The number of Americans who purchase goods online is steadily rising. Recent data published by the U.S. Department of Commerce stated that retail e-commerce had increased by 16.2 percent in 2Q 2017 from 2Q 2016. The report also stated that as a whole retail e-commerce had risen from 3.5 percent of total quarterly retail sales in 2008 to 9 percent as of 2Q 2017. In hard numbers, 2Q 2017 e-commerce generated 111.5 billion dollars in sales. Showing strong growth in under 10 years, these staggering numbers indicate that e-commerce has started to creep up on the traditional brick and mortar (BM) style of retail which has so long dominated the retail landscape. One can only look at the financial data and stock charts of traditional BM stores as well as the REITs that own the malls and land these stores call home to see there has been some effect with this shift.

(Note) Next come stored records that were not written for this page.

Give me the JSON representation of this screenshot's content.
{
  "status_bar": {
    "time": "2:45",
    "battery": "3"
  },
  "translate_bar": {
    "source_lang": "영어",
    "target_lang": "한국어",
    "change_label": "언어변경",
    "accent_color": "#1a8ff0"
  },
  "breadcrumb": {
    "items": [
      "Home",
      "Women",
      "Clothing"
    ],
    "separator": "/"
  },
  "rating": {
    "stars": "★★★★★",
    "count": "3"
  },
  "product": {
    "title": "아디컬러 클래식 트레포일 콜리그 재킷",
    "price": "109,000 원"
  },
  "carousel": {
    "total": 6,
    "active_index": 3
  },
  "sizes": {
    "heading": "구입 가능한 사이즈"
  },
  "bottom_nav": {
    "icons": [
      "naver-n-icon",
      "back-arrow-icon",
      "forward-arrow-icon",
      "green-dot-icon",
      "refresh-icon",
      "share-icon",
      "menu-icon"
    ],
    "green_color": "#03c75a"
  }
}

After years in an opioid crisis, the United States now faces an opioid epidemic that has left the government and public desperate for relief and a workable solution. A group of senators hopes to be part of the solution with the introduction of a bipartisan bill that aims to better enable the DEA to establish opioid quotas. Despite already-present struggles to effectively manage its quota system and policies, the DEA would be given significantly more responsibility under this bill. Drug manufacturers, directly responsible for following DEA, FDA, and OIG regulations to hopefully resolve the epidemic, will need to grow their compliance efforts and create responsive solutions to remain both profitable and compliant.
New discussions in the U.S. Senate indicate a likely repeal of 2010’s controversial Dodd-Frank Act. Designed in response to the 2008 economic crisis, the Dodd-Frank Act implemented regulations on banks and lending agencies to provide greater financial stability and consumer protection. The fundamental purpose of Dodd-Frank was to increase oversight and transparency among financial institutions. However, the Dodd-Frank Act has been the target of much criticism, most notably that its imposed regulations stifle the growth of smaller institutions. As of March 2018, Senate discussions indicate an intent to lay the foundations to remove this regulation.
On December 20, 2017, Congress passed the Tax Cuts and Jobs Act (“TCJA”) designed to decrease the taxable rate for corporations and individuals, and significantly limited allowable deductions. Since this change to the Tax Code was one of the largest since the Reagan era, the Internal Revenue Service will need to publish many regulations and advisories in the coming months to better clarify provisions of the TCJA. This multi-part series will explore prominent IRS regulations and advisories as they relate to the TCJA, and what these regulations and advisories mean for both individual and corporate taxpayers.
One of the most difficult things many of us will experience in our lifetime is the death of a loved one. Whether unexpected or a drawn out farewell, it is a situation no one can be full prepared to handle. In this moment of extreme vulnerability, most people begin the process of planning a funeral. Society has placed an incredible amount of faith in funeral directors to make sure the wishes of our loved ones are met and insure a memorable service for the living. However, this is not always the case.
The Volcker Rule: Where we stand and where we could go John Martin Associate Editor Loyola University Chicago School of Law J.D. 2018 On January 24, 2018, a coalition of 43 states’ community banking associations sent a letter to majority leader Senator Mitch McConnell and minority leader Senator Charles Schumer asking for bipartisan collaboration …
Large companies generally have well established programs and systems in place to remain compliant with ever-changing regulations within their industry. But at a time when the percentage of job seekers starting their own businesses is at a recent high, young firms and start-ups are at a disadvantage when it comes to compliance, having to build a system from the ground up. In order to have an effective compliance program, an organization must “exercise due diligence to prevent and detect criminal conduct” and must establish and maintain an organizational culture that “encourages ethical conduct and a commitment to compliance with the law.” Thus, management not only has to focus on structure, but also culture in building their compliance systems.
Compliance professionals all over the country are paying close attention to the Trump administration’s deregulatory campaign. While deregulation in finance has received the most media attention, the uranium mining industry has been a quiet beneficiary of the President’s new regulatory scheme.
For the National Collegiate Athletic Association (NCAA), March is supposed to be a showcase of the best about college sports, and the ideals the NCAA claims up uphold. March is about student-athletes representing their schools, in a tournament full of upsets, uplifting stories, and some of the more dramatic moments in sports. However, this March, the spectacle of March Madness is overshadowed by headlines of criminal conduct, corruption, rules violations, and plenty of criticism for the NCAA. While many of these stories are just beginning to unfold, there are several ethical and compliance issues raised, which have application to all areas of compliance.
The Obama administration’s “Clean Water Rule” was designed to control pollution in approximately 60% of the country’s bodies of water. The Rule primarily extended current federal regulations to smaller bodies of water, requiring that pollution of rivers and wetlands be held to the same environmental penalties as larger bodies of water. However, the Trump administration has suspended enforcement of the regulation for two years. During that time, they will re-consider the definition of “waters of the United States.” The Trump administration intends to release a new version this year.